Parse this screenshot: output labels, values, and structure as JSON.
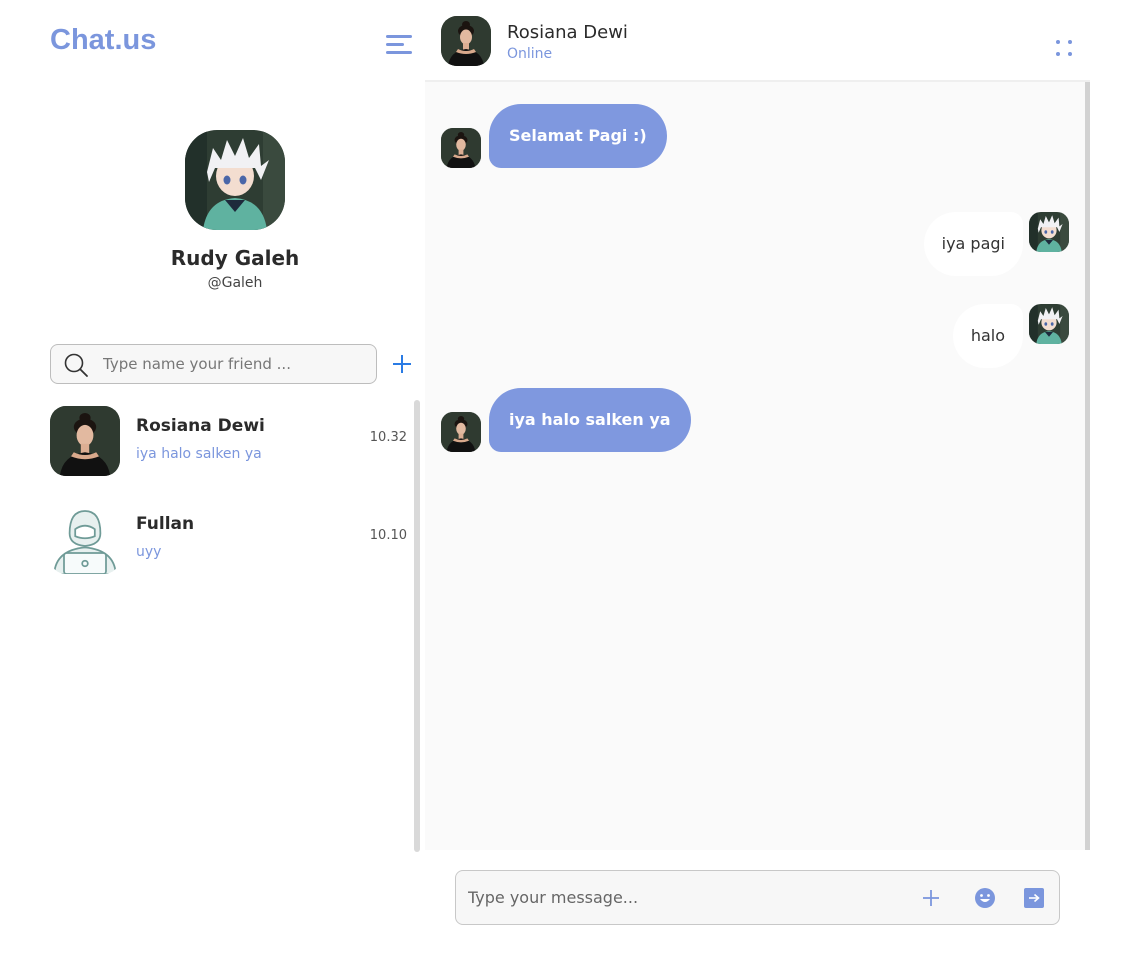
{
  "app": {
    "title": "Chat.us"
  },
  "profile": {
    "name": "Rudy Galeh",
    "handle": "@Galeh"
  },
  "search": {
    "placeholder": "Type name your friend ..."
  },
  "contacts": [
    {
      "name": "Rosiana Dewi",
      "last_message": "iya halo salken ya",
      "time": "10.32"
    },
    {
      "name": "Fullan",
      "last_message": "uyy",
      "time": "10.10"
    }
  ],
  "chat": {
    "contact_name": "Rosiana Dewi",
    "status": "Online",
    "messages": [
      {
        "direction": "incoming",
        "text": "Selamat Pagi :)"
      },
      {
        "direction": "outgoing",
        "text": "iya pagi"
      },
      {
        "direction": "outgoing",
        "text": "halo"
      },
      {
        "direction": "incoming",
        "text": "iya halo salken ya"
      }
    ]
  },
  "composer": {
    "placeholder": "Type your message..."
  },
  "colors": {
    "accent": "#7b96dd",
    "bubble_in": "#7f98df",
    "chat_bg": "#fafafa"
  },
  "icons": [
    "menu-icon",
    "search-icon",
    "plus-icon",
    "more-dots-icon",
    "emoji-icon",
    "send-icon"
  ]
}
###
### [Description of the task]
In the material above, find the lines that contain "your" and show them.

### [Answer to the exercise]
    "placeholder": "Type name your friend ..."
    "placeholder": "Type your message..."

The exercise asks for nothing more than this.